* **Exercise data**:
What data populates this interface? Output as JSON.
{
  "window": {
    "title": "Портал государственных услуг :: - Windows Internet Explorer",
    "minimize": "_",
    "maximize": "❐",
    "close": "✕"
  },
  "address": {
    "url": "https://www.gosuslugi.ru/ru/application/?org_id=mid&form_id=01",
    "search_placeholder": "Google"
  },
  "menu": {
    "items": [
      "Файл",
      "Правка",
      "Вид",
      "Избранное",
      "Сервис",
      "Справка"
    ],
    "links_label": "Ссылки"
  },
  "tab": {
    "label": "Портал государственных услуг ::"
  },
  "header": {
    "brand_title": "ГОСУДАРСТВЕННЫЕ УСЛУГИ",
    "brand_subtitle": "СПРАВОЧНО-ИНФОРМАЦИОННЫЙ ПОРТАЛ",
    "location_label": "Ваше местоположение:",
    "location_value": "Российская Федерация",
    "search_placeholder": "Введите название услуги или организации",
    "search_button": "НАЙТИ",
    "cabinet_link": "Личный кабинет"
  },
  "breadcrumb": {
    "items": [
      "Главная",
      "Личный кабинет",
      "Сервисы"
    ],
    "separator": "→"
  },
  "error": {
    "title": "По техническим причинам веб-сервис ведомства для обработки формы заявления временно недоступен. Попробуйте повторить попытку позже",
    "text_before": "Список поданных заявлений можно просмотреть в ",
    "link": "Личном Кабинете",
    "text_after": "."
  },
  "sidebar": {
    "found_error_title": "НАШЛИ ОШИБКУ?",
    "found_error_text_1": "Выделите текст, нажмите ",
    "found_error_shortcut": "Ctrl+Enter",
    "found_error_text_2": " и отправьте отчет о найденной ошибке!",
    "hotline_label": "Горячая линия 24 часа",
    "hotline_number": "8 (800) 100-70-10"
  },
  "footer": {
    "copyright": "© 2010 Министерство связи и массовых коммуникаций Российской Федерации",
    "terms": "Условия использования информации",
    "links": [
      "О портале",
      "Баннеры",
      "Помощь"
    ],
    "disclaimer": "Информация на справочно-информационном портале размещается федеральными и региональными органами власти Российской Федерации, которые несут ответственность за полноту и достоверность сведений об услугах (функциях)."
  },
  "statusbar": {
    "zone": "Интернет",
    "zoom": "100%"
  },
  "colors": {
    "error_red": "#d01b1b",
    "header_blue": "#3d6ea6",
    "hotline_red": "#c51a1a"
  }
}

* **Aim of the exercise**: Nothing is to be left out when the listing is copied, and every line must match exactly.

* **Written solution**:
What data populates this interface? Output as JSON.
{
  "window": {
    "title": "Портал государственных услуг :: - Windows Internet Explorer",
    "minimize": "_",
    "maximize": "❐",
    "close": "✕"
  },
  "address": {
    "url": "https://www.gosuslugi.ru/ru/application/?org_id=mid&form_id=01",
    "search_placeholder": "Google"
  },
  "menu": {
    "items": [
      "Файл",
      "Правка",
      "Вид",
      "Избранное",
      "Сервис",
      "Справка"
    ],
    "links_label": "Ссылки"
  },
  "tab": {
    "label": "Портал государственных услуг ::"
  },
  "header": {
    "brand_title": "ГОСУДАРСТВЕННЫЕ УСЛУГИ",
    "brand_subtitle": "СПРАВОЧНО-ИНФОРМАЦИОННЫЙ ПОРТАЛ",
    "location_label": "Ваше местоположение:",
    "location_value": "Российская Федерация",
    "search_placeholder": "Введите название услуги или организации",
    "search_button": "НАЙТИ",
    "cabinet_link": "Личный кабинет"
  },
  "breadcrumb": {
    "items": [
      "Главная",
      "Личный кабинет",
      "Сервисы"
    ],
    "separator": "→"
  },
  "error": {
    "title": "По техническим причинам веб-сервис ведомства для обработки формы заявления временно недоступен. Попробуйте повторить попытку позже",
    "text_before": "Список поданных заявлений можно просмотреть в ",
    "link": "Личном Кабинете",
    "text_after": "."
  },
  "sidebar": {
    "found_error_title": "НАШЛИ ОШИБКУ?",
    "found_error_text_1": "Выделите текст, нажмите ",
    "found_error_shortcut": "Ctrl+Enter",
    "found_error_text_2": " и отправьте отчет о найденной ошибке!",
    "hotline_label": "Горячая линия 24 часа",
    "hotline_number": "8 (800) 100-70-10"
  },
  "footer": {
    "copyright": "© 2010 Министерство связи и массовых коммуникаций Российской Федерации",
    "terms": "Условия использования информации",
    "links": [
      "О портале",
      "Баннеры",
      "Помощь"
    ],
    "disclaimer": "Информация на справочно-информационном портале размещается федеральными и региональными органами власти Российской Федерации, которые несут ответственность за полноту и достоверность сведений об услугах (функциях)."
  },
  "statusbar": {
    "zone": "Интернет",
    "zoom": "100%"
  },
  "colors": {
    "error_red": "#d01b1b",
    "header_blue": "#3d6ea6",
    "hotline_red": "#c51a1a"
  }
}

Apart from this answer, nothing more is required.